Joined: 05 Jun 2007
|Posted: Wed Jul 09, 2014 4:50 pm Post subject: East Fork Whitewater River - July 5, 2014
|The following trip report was submitted by www.IndianaOutfitters.com user Thom Crouch. Note that it is for the EAST Fork of the Whitewater River, which is not on the "navigable waterways" list, and so is not described on the website.
EAST Fork, Whitewater River
Saturday, July 5, 2014
Put in: 2:25 pm, NW corner of bridge on Clifton Rd.
Take out: 6:05 pm, public access site on SR 44
Abington USGS discharge rate 195 cfps, gauge height 3.21 ft
Total time: 4 hr 20 min with a lot of float/fishing
After planning an Abington to SR44 trip, we decided to start at the first bridge downstream of Abington instead. We ran into some kayakers on our day-before recon who were putting in at Brownsville who warned us that our trip would be a solid day of paddling. We wanted to do some leisurely fishing so we decided to cut out 1/3 of the distance and start further downstream.
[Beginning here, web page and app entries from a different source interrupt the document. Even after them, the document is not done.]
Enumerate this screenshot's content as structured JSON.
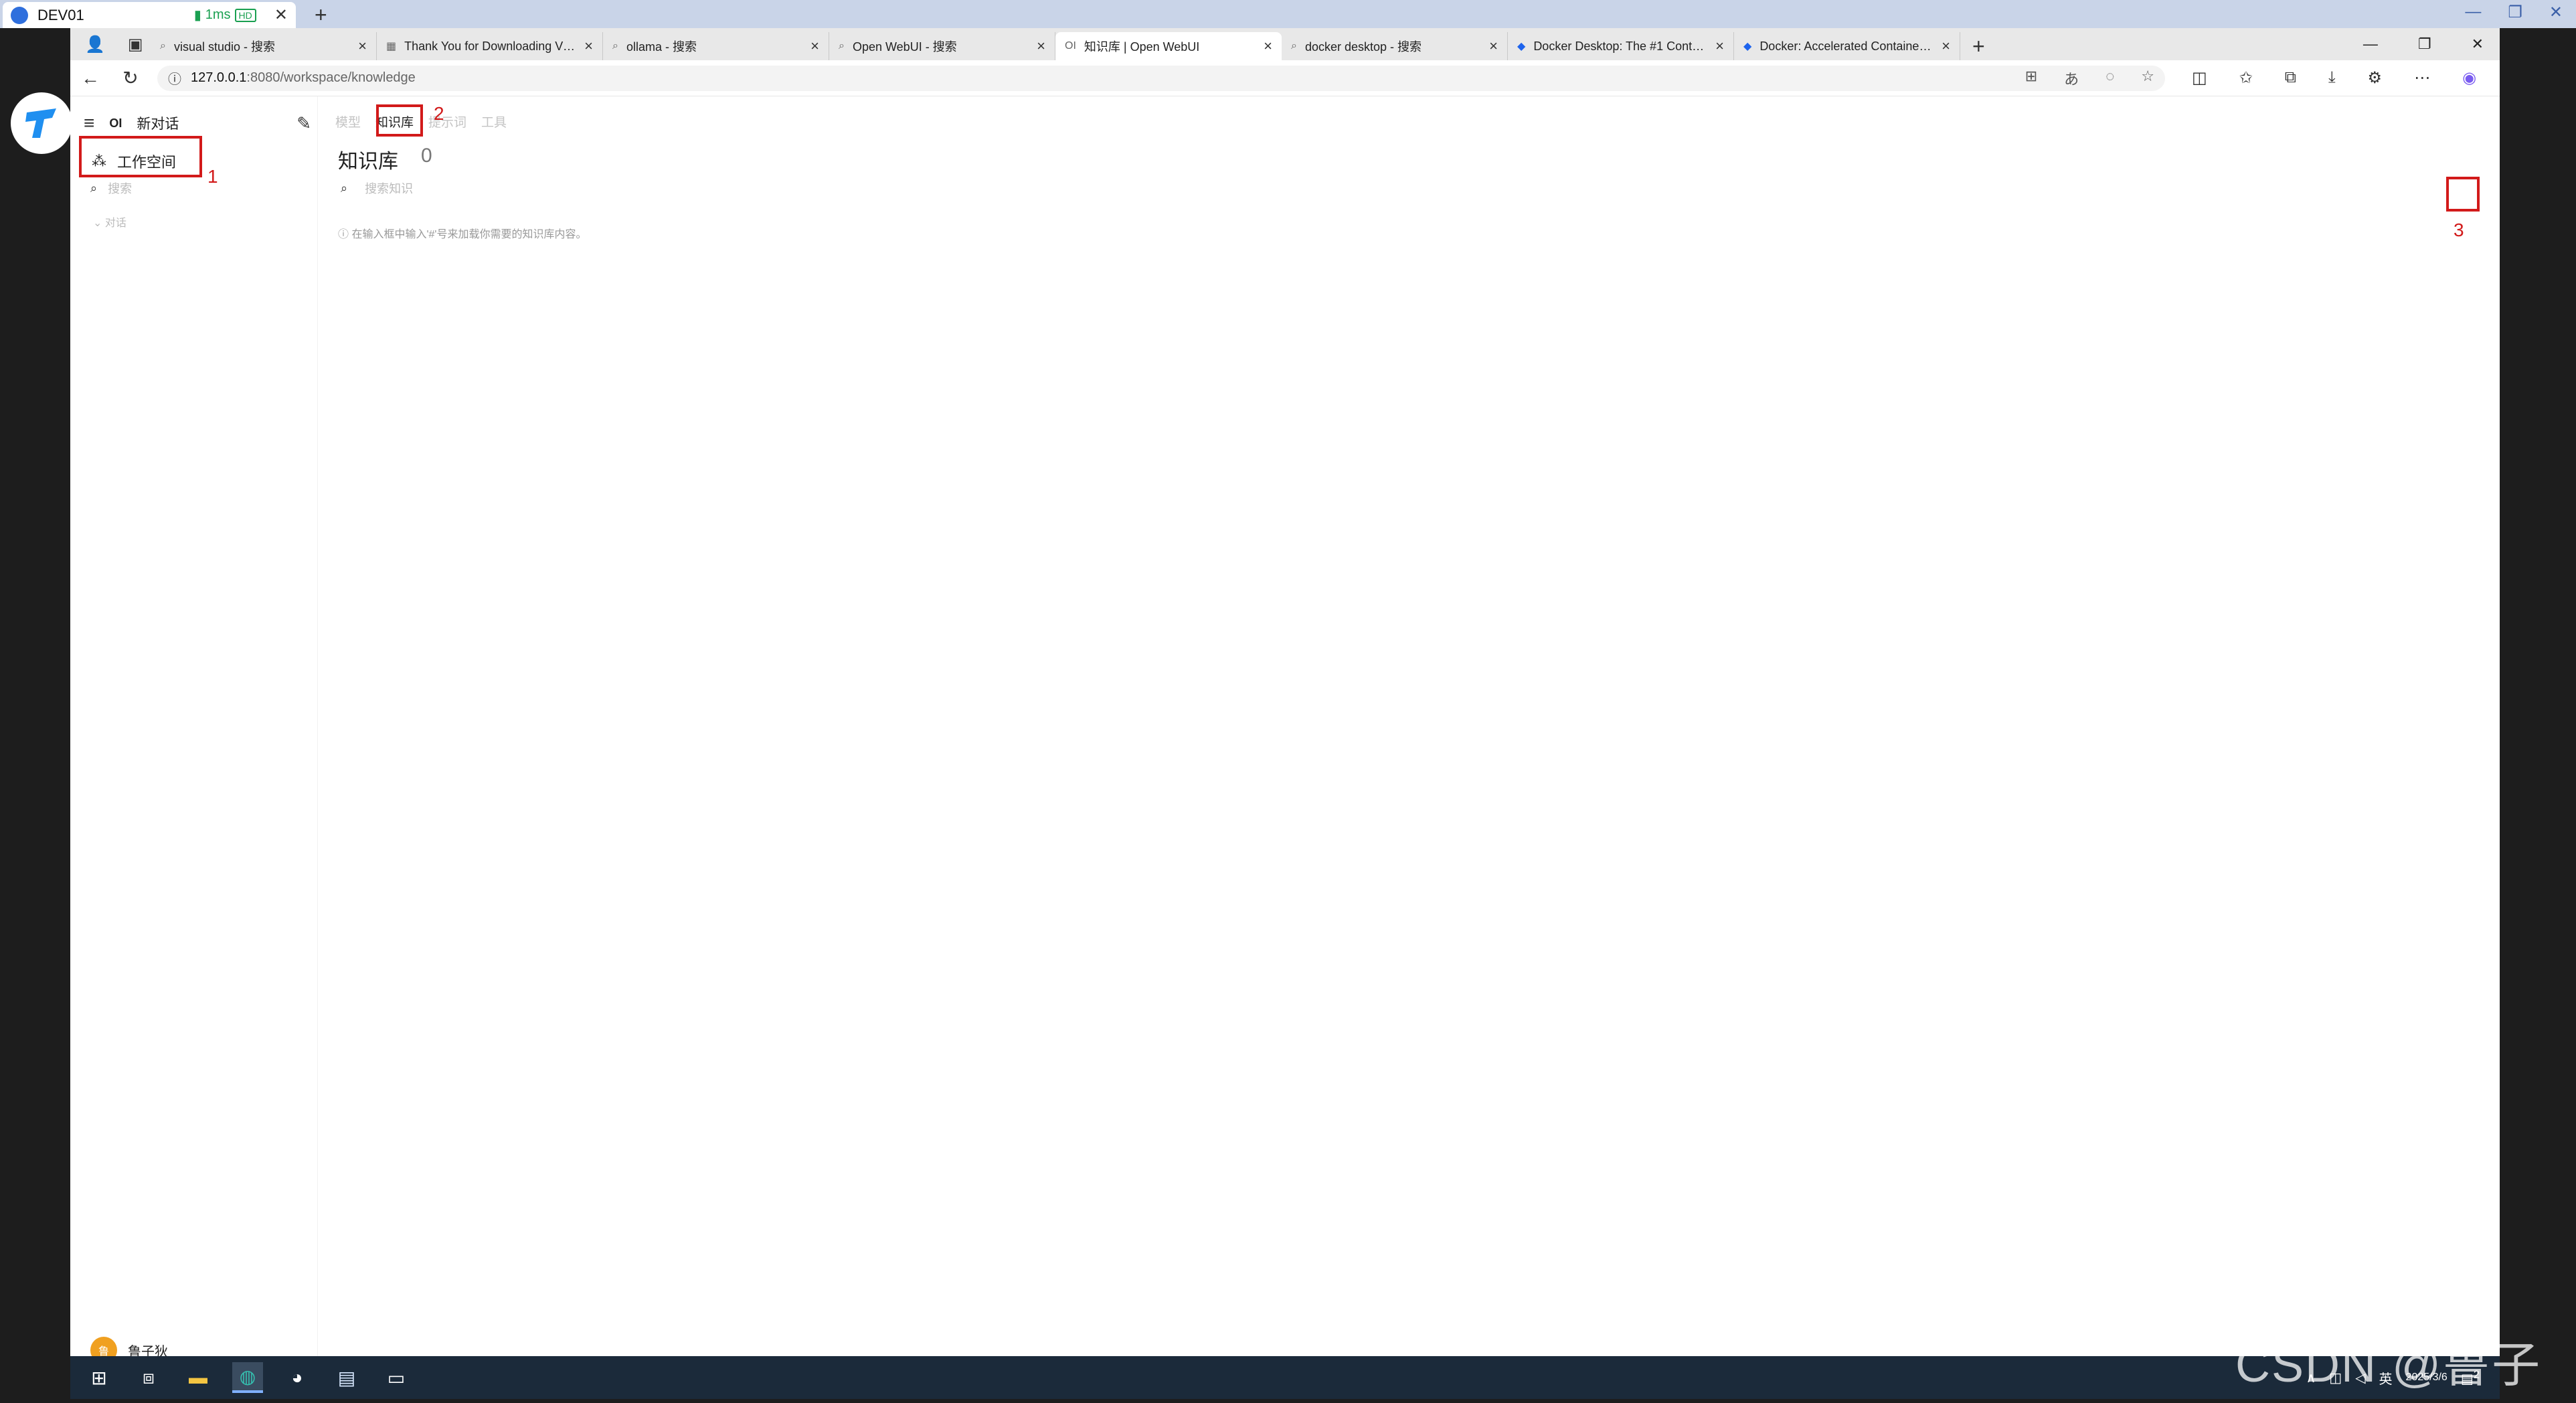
{
  "remote_desktop": {
    "title": "DEV01",
    "latency": "1ms",
    "quality": "HD"
  },
  "browser": {
    "tabs": [
      {
        "label": "visual studio - 搜索",
        "icon": "search-icon"
      },
      {
        "label": "Thank You for Downloading Visu",
        "icon": "ms-icon"
      },
      {
        "label": "ollama - 搜索",
        "icon": "search-icon"
      },
      {
        "label": "Open WebUI - 搜索",
        "icon": "search-icon"
      },
      {
        "label": "知识库 | Open WebUI",
        "icon": "oi-icon",
        "active": true
      },
      {
        "label": "docker desktop - 搜索",
        "icon": "search-icon"
      },
      {
        "label": "Docker Desktop: The #1 Contain",
        "icon": "docker-icon"
      },
      {
        "label": "Docker: Accelerated Container A",
        "icon": "docker-icon"
      }
    ],
    "url_host": "127.0.0.1",
    "url_path": ":8080/workspace/knowledge"
  },
  "sidebar": {
    "logo": "OI",
    "new_chat": "新对话",
    "workspace": "工作空间",
    "search_placeholder": "搜索",
    "section": "对话",
    "user_name": "鲁子狄",
    "user_initial": "鲁"
  },
  "workspace": {
    "tabs": [
      "模型",
      "知识库",
      "提示词",
      "工具"
    ],
    "active_tab": 1,
    "title": "知识库",
    "count": "0",
    "search_placeholder": "搜索知识",
    "hint": "ⓘ 在输入框中输入'#'号来加载你需要的知识库内容。"
  },
  "annotations": [
    "1",
    "2",
    "3"
  ],
  "taskbar": {
    "lang": "英",
    "date": "2025/3/6",
    "notif": "2"
  },
  "watermark": "CSDN @鲁子狄"
}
I wish we hadn't!
My sister dropped us off on a rural road and we walked a not-so-well-worn and steep path 30 yds to the water. It didn't look like there was any easy parking available near the bridge. Although the water looked a wee bit low when we started, it ended up being just fine. A delightfully swift set of rapids met us at the put-in bridge and that pretty much set the tone for the day. Since our kayaks only displace about "two knuckles" of water, we only had to scoot a couple of times; never had to walk. There were many tree trunks down along the banks but nothing dangerous at this water level. The first part of the trip had steep rapids around every other bend for the first hour. Nice ones with decent drops. A couple actually had white caps and splashed up and over the bow of my kayak! Nice! After an hour, the river seemed to calm down and widen a bit. At 4:05 pm we reached the bridge in Brownsville. 1 hr 40 min.
The first 1 1/2 hours south of Brownsville were rather tranquil and we were able to do a lot of fishing in the numerous "holes" along the steep banks, overhanging branches, and behind logs. We caught a small panfish and a couple of large-mouth bass; one small and one about 12". My accomplice hooked something massive that bent his pole and dragged him across the river and into a small cluster of logs. After wrapping itself around some submerged tree limbs, we finally had to cut the line. What a shame. We assume it was a hefty catfish.
Two or three bends before the SR 44 bridge we enjoyed the biggest and best defined set of rapids of our journey. It was so fun that I was tempted to drag my kayak back up and run them again. Prudence prevailed and we floated the last 15 minutes down to the access north of the bridge at 6:40 pm.
This was a surprisingly swift and exciting trip with some of the best little rapids I have yet experienced this summer. I will definitely do this run again, but starting upstream of Abington next time!